-Ally

Tuesday, 7 July 2020

What I Bought During Lazada 7-7 Mid Year Super Sale


I've been waiting all week for this sale. I've been putting things into my cart and waiting for 12am 7/7 to cart out my shopping cart. I went to bed happy to have snagged some pretty awesome products as well and saved some money as well. 

So here's what I bought. 

A) GROCERIES


So did you know Lazada has it's own flagship grocery store? If you don't know yet, now you do. I've been getting a lot of my nonperishables during the MCO when Tesco was impossible to get delivery slots. So when 7.7 was approaching, naturally I stocked up on my necessities!

1. Naturel Olive Oil (RM 27.99)

This is Hubbycat's preferred brand of olive oil and we've been using more olive oil now for our cooking. Vegetable oil is actually very damaging to our bodies so we are slowly making the switch. But Olive Oil is not very cheap also. So when the price went from RM33 to RM 27.99, it was no brainer to stock up. 

2. Kleenex Toilet Paper : Aloe Vera (RM 26.90)

You know the fiasco where there was a shortage of TP and then prices went mad. Yeah, now you don't have to freak out and just get what you need online at a steal (OP: RM 37.20) at almost RM10 less. So yeah, don't be caught without TP or paying premium when you can always stock up now. 


Also a staple in our house and the amount of laundry we do (thanks kids!) I'm always on the look out for discounts on our liquid detergent. Now you save RM 10 ok, stock up now or forever cry when you wash clothes. 


As a Starbucks lover, I also purchased this cause I was craving it so badly during MCO and Hubbycat was still a little reluctant to use GRAB / FOODPANDA etc. So I succumbed to this and I love it. So now it's on sale, BUY!

B) BABY ITEMS

1. Sebamed Baby Wash (RM 75.90)

35% savings!


We stocked up on this as well especially the small bottles for their school. Cause #TheTwoLims usually shower in school and are required to bring their own toiletries. 

3. Drypers Pants (RM 100.90)

Save up to RM54.00 and diapers is also another necessity since LittleJLim still hasn't been weaned off night diapers. 

C) BEAUTY
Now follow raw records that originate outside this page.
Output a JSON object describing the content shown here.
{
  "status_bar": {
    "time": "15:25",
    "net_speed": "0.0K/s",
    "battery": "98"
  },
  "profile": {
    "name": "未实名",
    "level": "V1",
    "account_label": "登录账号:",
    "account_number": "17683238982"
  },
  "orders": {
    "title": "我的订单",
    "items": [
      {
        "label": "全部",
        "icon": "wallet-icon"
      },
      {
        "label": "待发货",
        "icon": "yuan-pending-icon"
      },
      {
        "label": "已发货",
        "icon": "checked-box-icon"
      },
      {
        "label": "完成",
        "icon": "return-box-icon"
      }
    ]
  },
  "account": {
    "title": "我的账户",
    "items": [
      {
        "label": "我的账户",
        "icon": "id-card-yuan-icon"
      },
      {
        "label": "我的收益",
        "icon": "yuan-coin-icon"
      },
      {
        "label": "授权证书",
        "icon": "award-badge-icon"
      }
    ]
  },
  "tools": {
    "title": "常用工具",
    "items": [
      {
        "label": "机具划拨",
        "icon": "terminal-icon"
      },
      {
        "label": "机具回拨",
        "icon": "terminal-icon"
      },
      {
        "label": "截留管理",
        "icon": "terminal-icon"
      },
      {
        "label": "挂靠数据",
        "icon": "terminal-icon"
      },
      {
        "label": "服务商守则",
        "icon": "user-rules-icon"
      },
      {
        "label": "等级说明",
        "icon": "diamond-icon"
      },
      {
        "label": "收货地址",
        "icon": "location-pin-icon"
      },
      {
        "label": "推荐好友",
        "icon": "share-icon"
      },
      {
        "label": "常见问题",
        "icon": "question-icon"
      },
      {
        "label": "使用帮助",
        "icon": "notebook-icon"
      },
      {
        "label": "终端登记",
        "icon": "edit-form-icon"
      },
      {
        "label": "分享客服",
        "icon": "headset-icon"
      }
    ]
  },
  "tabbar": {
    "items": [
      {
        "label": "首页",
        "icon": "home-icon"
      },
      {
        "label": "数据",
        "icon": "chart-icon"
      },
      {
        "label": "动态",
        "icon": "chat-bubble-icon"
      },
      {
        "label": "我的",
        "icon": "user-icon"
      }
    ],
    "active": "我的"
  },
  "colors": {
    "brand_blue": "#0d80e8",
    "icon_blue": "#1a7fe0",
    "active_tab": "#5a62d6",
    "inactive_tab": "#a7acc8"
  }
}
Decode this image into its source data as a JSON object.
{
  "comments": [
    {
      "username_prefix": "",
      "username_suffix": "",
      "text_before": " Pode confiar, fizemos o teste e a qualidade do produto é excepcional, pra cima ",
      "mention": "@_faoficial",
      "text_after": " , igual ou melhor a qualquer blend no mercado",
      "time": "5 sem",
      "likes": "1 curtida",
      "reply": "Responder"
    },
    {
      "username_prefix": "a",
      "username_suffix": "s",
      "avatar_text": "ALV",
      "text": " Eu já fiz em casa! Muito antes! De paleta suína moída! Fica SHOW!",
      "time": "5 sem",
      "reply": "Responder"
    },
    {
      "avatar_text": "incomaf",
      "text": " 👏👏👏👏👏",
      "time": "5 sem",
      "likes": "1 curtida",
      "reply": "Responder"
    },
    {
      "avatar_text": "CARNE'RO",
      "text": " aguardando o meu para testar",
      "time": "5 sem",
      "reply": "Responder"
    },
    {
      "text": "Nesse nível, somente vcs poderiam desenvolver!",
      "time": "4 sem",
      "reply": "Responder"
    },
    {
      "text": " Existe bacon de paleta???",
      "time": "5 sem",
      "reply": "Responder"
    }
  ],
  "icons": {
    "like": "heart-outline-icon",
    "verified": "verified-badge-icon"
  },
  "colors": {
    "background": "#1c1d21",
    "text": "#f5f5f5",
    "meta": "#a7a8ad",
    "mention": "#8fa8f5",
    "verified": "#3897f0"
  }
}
1. Innisfree Masks (RM 76.99)

Save 23% and it's awesome cause I use this once-twice every week. 

D) STATIONERY

1. Buncho Paints (RM 18.18)

I usually buy Crayola from Mysale cause it's way cheaper. Although Crayola has an official flagship store on Lazada too but Mysale is still cheaper. So while waiting for the Mysale sale, I got LittleLim Buncho to replace our dwindling stock for now until I can replace it. 

2. Book Strap (RM 1.35)

Also bought LittleLim some book straps to keep all her school books together. I'm using rubberbands now but as her books increase in number, the rubberbands keep snapping. So I decided to just get proper straps and not waste anymore rubberbands.


Jeremy uses these pencils for training cause it's triangle shape which helps with his pencil grip. Usual price is RM20.90 so this is definitely a steal!

For LittleLim. This is going for almost half price so it's definitely worth getting. Also good for birthday gifts etc. 

5. Erasers box of 50 (RM 7.76)

Because our kids loses their erasers sooooo quickly. It's either gone into a black hole of no returns or my kids use them to give to their friends. 

E) MISC.

1. Xiaomi Reusable Coffee Cup (glass) (RM 29.06)

This one is soooo worth it! I'm currently using one from "The Hive Bulk Food", but I like that this one is about the same size but it's leakproof and so cute! But mostly because it's LEAKPROOF which means I can dump into my bag without worrying. 


I also got this glass bottle to replace one I left behind in Pizza Hut. I've been using glass bottles for more than a year now and I swear by glass bottles. It's a bit heavier but it's safer for reuse. Glass bottles look more elegant but more importantly, glass bottles are better at keeping hot/warm beverages compared to plastic. Which was the reason why I got it initially to store LittleJLim's hot water for his milk. But turns out I fell in love with it and kept using it after. 

SO THERE YOU HAVE IT!! You still have time to shop and hopefully all the items are still in stock. Also do check out each shop because some shops do offer discount vouchers on top of the discounts for added savings!

HAPPY SHOPPING!!!

-Ally